## [Work instruction]
What is needed is a word-for-word copy of every record below, minus the pictures.

## [Material supplied]

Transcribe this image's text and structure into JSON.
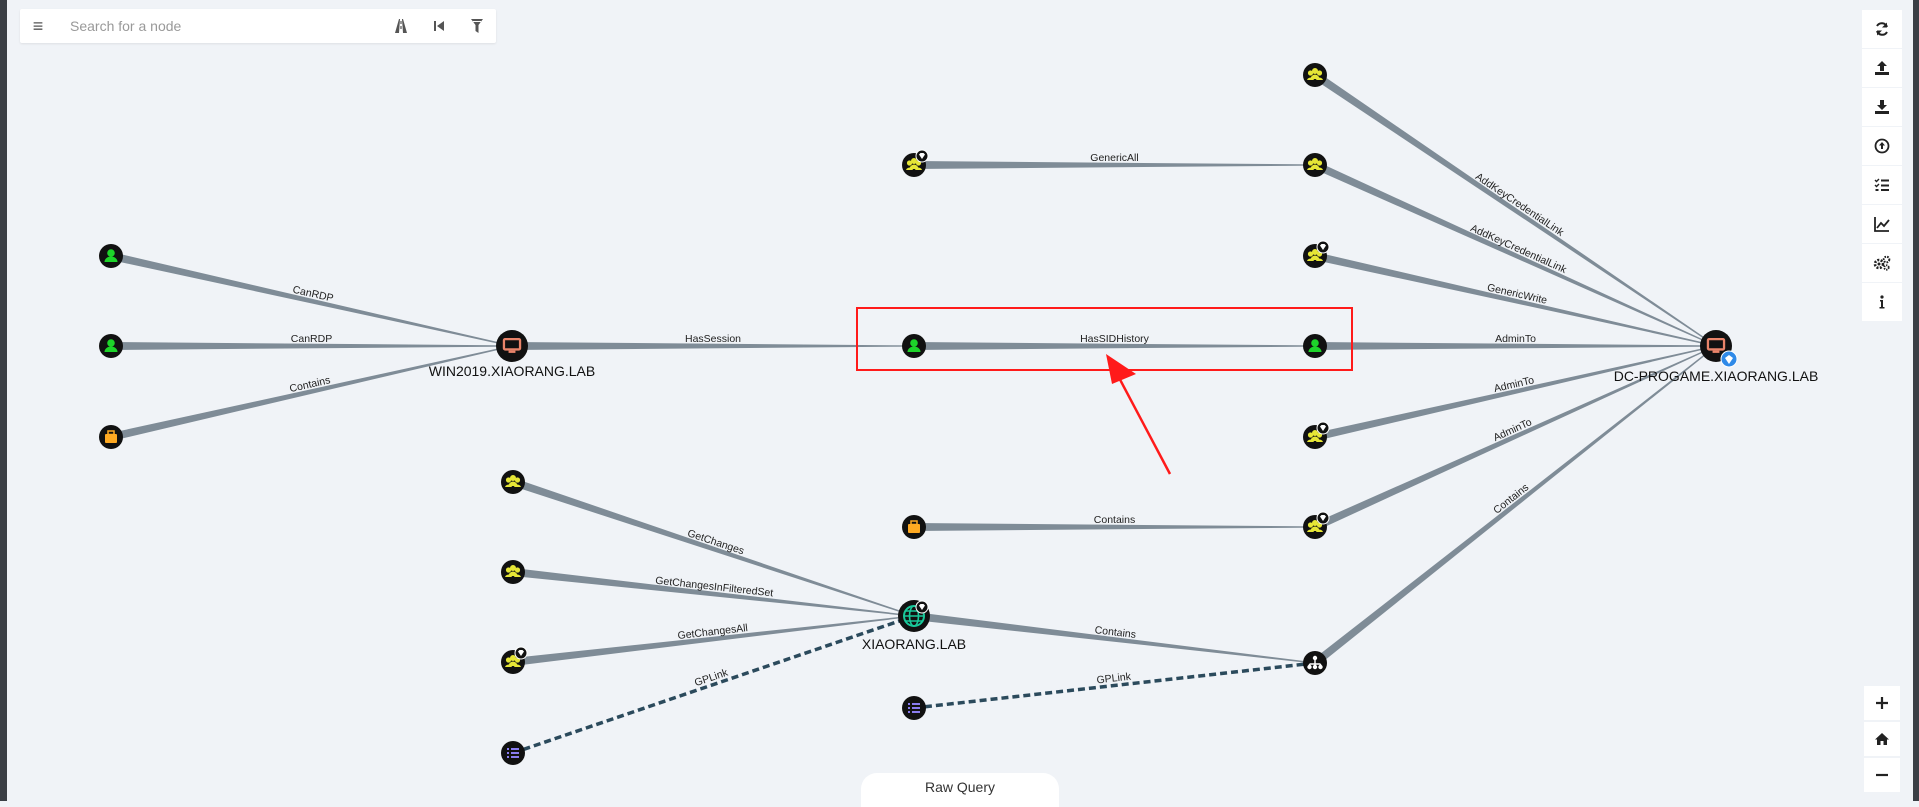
{
  "search": {
    "placeholder": "Search for a node"
  },
  "toolbar": {
    "menu_icon": "menu-icon",
    "pathfinding_icon": "road-icon",
    "back_icon": "step-backward-icon",
    "filter_icon": "filter-icon"
  },
  "right_toolbar": [
    "refresh-icon",
    "upload-icon",
    "download-icon",
    "import-icon",
    "queries-list-icon",
    "chart-icon",
    "settings-icon",
    "info-icon"
  ],
  "zoom": {
    "in": "+",
    "home": "home-icon",
    "out": "−"
  },
  "raw_query": {
    "label": "Raw Query"
  },
  "colors": {
    "group": "#e6e636",
    "user": "#1dd42a",
    "computer": "#e9846a",
    "ou": "#ffaa22",
    "gpo": "#8a7cf0",
    "domain": "#19c89a",
    "edge": "#7f8c97",
    "dashed_edge": "#2b4a5c",
    "highlight": "#ff0000"
  },
  "nodes": {
    "n_u1": {
      "type": "user",
      "label": ""
    },
    "n_u2": {
      "type": "user",
      "label": ""
    },
    "n_ou1": {
      "type": "ou",
      "label": ""
    },
    "n_win": {
      "type": "computer",
      "label": "WIN2019.XIAORANG.LAB"
    },
    "n_g1": {
      "type": "group",
      "label": "",
      "badge": true
    },
    "n_hu1": {
      "type": "user",
      "label": ""
    },
    "n_ou2": {
      "type": "ou",
      "label": ""
    },
    "n_dom": {
      "type": "domain",
      "label": "XIAORANG.LAB",
      "badge": true
    },
    "n_gpo2": {
      "type": "gpo",
      "label": ""
    },
    "n_gg1": {
      "type": "group",
      "label": ""
    },
    "n_gg2": {
      "type": "group",
      "label": ""
    },
    "n_gg3": {
      "type": "group",
      "label": "",
      "badge": true
    },
    "n_gpo1": {
      "type": "gpo",
      "label": ""
    },
    "n_rg1": {
      "type": "group",
      "label": ""
    },
    "n_rg2": {
      "type": "group",
      "label": ""
    },
    "n_rg3": {
      "type": "group",
      "label": "",
      "badge": true
    },
    "n_hu2": {
      "type": "user",
      "label": ""
    },
    "n_rg4": {
      "type": "group",
      "label": "",
      "badge": true
    },
    "n_rg5": {
      "type": "group",
      "label": "",
      "badge": true
    },
    "n_ouR": {
      "type": "ouwhite",
      "label": ""
    },
    "n_dc": {
      "type": "computer",
      "label": "DC-PROGAME.XIAORANG.LAB",
      "badge": true
    }
  },
  "edges": [
    {
      "label": "CanRDP",
      "from": "n_u1",
      "to": "n_win"
    },
    {
      "label": "CanRDP",
      "from": "n_u2",
      "to": "n_win"
    },
    {
      "label": "Contains",
      "from": "n_ou1",
      "to": "n_win"
    },
    {
      "label": "HasSession",
      "from": "n_win",
      "to": "n_hu1"
    },
    {
      "label": "GenericAll",
      "from": "n_g1",
      "to": "n_rg2"
    },
    {
      "label": "HasSIDHistory",
      "from": "n_hu1",
      "to": "n_hu2"
    },
    {
      "label": "Contains",
      "from": "n_ou2",
      "to": "n_rg5"
    },
    {
      "label": "GetChanges",
      "from": "n_gg1",
      "to": "n_dom"
    },
    {
      "label": "GetChangesInFilteredSet",
      "from": "n_gg2",
      "to": "n_dom"
    },
    {
      "label": "GetChangesAll",
      "from": "n_gg3",
      "to": "n_dom"
    },
    {
      "label": "GPLink",
      "from": "n_gpo1",
      "to": "n_dom",
      "dashed": true
    },
    {
      "label": "Contains",
      "from": "n_dom",
      "to": "n_ouR"
    },
    {
      "label": "GPLink",
      "from": "n_gpo2",
      "to": "n_ouR",
      "dashed": true
    },
    {
      "label": "AddKeyCredentialLink",
      "from": "n_rg1",
      "to": "n_dc"
    },
    {
      "label": "AddKeyCredentialLink",
      "from": "n_rg2",
      "to": "n_dc"
    },
    {
      "label": "GenericWrite",
      "from": "n_rg3",
      "to": "n_dc"
    },
    {
      "label": "AdminTo",
      "from": "n_hu2",
      "to": "n_dc"
    },
    {
      "label": "AdminTo",
      "from": "n_rg4",
      "to": "n_dc"
    },
    {
      "label": "AdminTo",
      "from": "n_rg5",
      "to": "n_dc"
    },
    {
      "label": "Contains",
      "from": "n_ouR",
      "to": "n_dc"
    }
  ]
}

## [Exercise output]
Transcribe this image's text and structure into JSON.
{
  "search": {
    "placeholder": "Search for a node"
  },
  "toolbar": {
    "menu_icon": "menu-icon",
    "pathfinding_icon": "road-icon",
    "back_icon": "step-backward-icon",
    "filter_icon": "filter-icon"
  },
  "right_toolbar": [
    "refresh-icon",
    "upload-icon",
    "download-icon",
    "import-icon",
    "queries-list-icon",
    "chart-icon",
    "settings-icon",
    "info-icon"
  ],
  "zoom": {
    "in": "+",
    "home": "home-icon",
    "out": "−"
  },
  "raw_query": {
    "label": "Raw Query"
  },
  "colors": {
    "group": "#e6e636",
    "user": "#1dd42a",
    "computer": "#e9846a",
    "ou": "#ffaa22",
    "gpo": "#8a7cf0",
    "domain": "#19c89a",
    "edge": "#7f8c97",
    "dashed_edge": "#2b4a5c",
    "highlight": "#ff0000"
  },
  "nodes": {
    "n_u1": {
      "type": "user",
      "label": ""
    },
    "n_u2": {
      "type": "user",
      "label": ""
    },
    "n_ou1": {
      "type": "ou",
      "label": ""
    },
    "n_win": {
      "type": "computer",
      "label": "WIN2019.XIAORANG.LAB"
    },
    "n_g1": {
      "type": "group",
      "label": "",
      "badge": true
    },
    "n_hu1": {
      "type": "user",
      "label": ""
    },
    "n_ou2": {
      "type": "ou",
      "label": ""
    },
    "n_dom": {
      "type": "domain",
      "label": "XIAORANG.LAB",
      "badge": true
    },
    "n_gpo2": {
      "type": "gpo",
      "label": ""
    },
    "n_gg1": {
      "type": "group",
      "label": ""
    },
    "n_gg2": {
      "type": "group",
      "label": ""
    },
    "n_gg3": {
      "type": "group",
      "label": "",
      "badge": true
    },
    "n_gpo1": {
      "type": "gpo",
      "label": ""
    },
    "n_rg1": {
      "type": "group",
      "label": ""
    },
    "n_rg2": {
      "type": "group",
      "label": ""
    },
    "n_rg3": {
      "type": "group",
      "label": "",
      "badge": true
    },
    "n_hu2": {
      "type": "user",
      "label": ""
    },
    "n_rg4": {
      "type": "group",
      "label": "",
      "badge": true
    },
    "n_rg5": {
      "type": "group",
      "label": "",
      "badge": true
    },
    "n_ouR": {
      "type": "ouwhite",
      "label": ""
    },
    "n_dc": {
      "type": "computer",
      "label": "DC-PROGAME.XIAORANG.LAB",
      "badge": true
    }
  },
  "edges": [
    {
      "label": "CanRDP",
      "from": "n_u1",
      "to": "n_win"
    },
    {
      "label": "CanRDP",
      "from": "n_u2",
      "to": "n_win"
    },
    {
      "label": "Contains",
      "from": "n_ou1",
      "to": "n_win"
    },
    {
      "label": "HasSession",
      "from": "n_win",
      "to": "n_hu1"
    },
    {
      "label": "GenericAll",
      "from": "n_g1",
      "to": "n_rg2"
    },
    {
      "label": "HasSIDHistory",
      "from": "n_hu1",
      "to": "n_hu2"
    },
    {
      "label": "Contains",
      "from": "n_ou2",
      "to": "n_rg5"
    },
    {
      "label": "GetChanges",
      "from": "n_gg1",
      "to": "n_dom"
    },
    {
      "label": "GetChangesInFilteredSet",
      "from": "n_gg2",
      "to": "n_dom"
    },
    {
      "label": "GetChangesAll",
      "from": "n_gg3",
      "to": "n_dom"
    },
    {
      "label": "GPLink",
      "from": "n_gpo1",
      "to": "n_dom",
      "dashed": true
    },
    {
      "label": "Contains",
      "from": "n_dom",
      "to": "n_ouR"
    },
    {
      "label": "GPLink",
      "from": "n_gpo2",
      "to": "n_ouR",
      "dashed": true
    },
    {
      "label": "AddKeyCredentialLink",
      "from": "n_rg1",
      "to": "n_dc"
    },
    {
      "label": "AddKeyCredentialLink",
      "from": "n_rg2",
      "to": "n_dc"
    },
    {
      "label": "GenericWrite",
      "from": "n_rg3",
      "to": "n_dc"
    },
    {
      "label": "AdminTo",
      "from": "n_hu2",
      "to": "n_dc"
    },
    {
      "label": "AdminTo",
      "from": "n_rg4",
      "to": "n_dc"
    },
    {
      "label": "AdminTo",
      "from": "n_rg5",
      "to": "n_dc"
    },
    {
      "label": "Contains",
      "from": "n_ouR",
      "to": "n_dc"
    }
  ]
}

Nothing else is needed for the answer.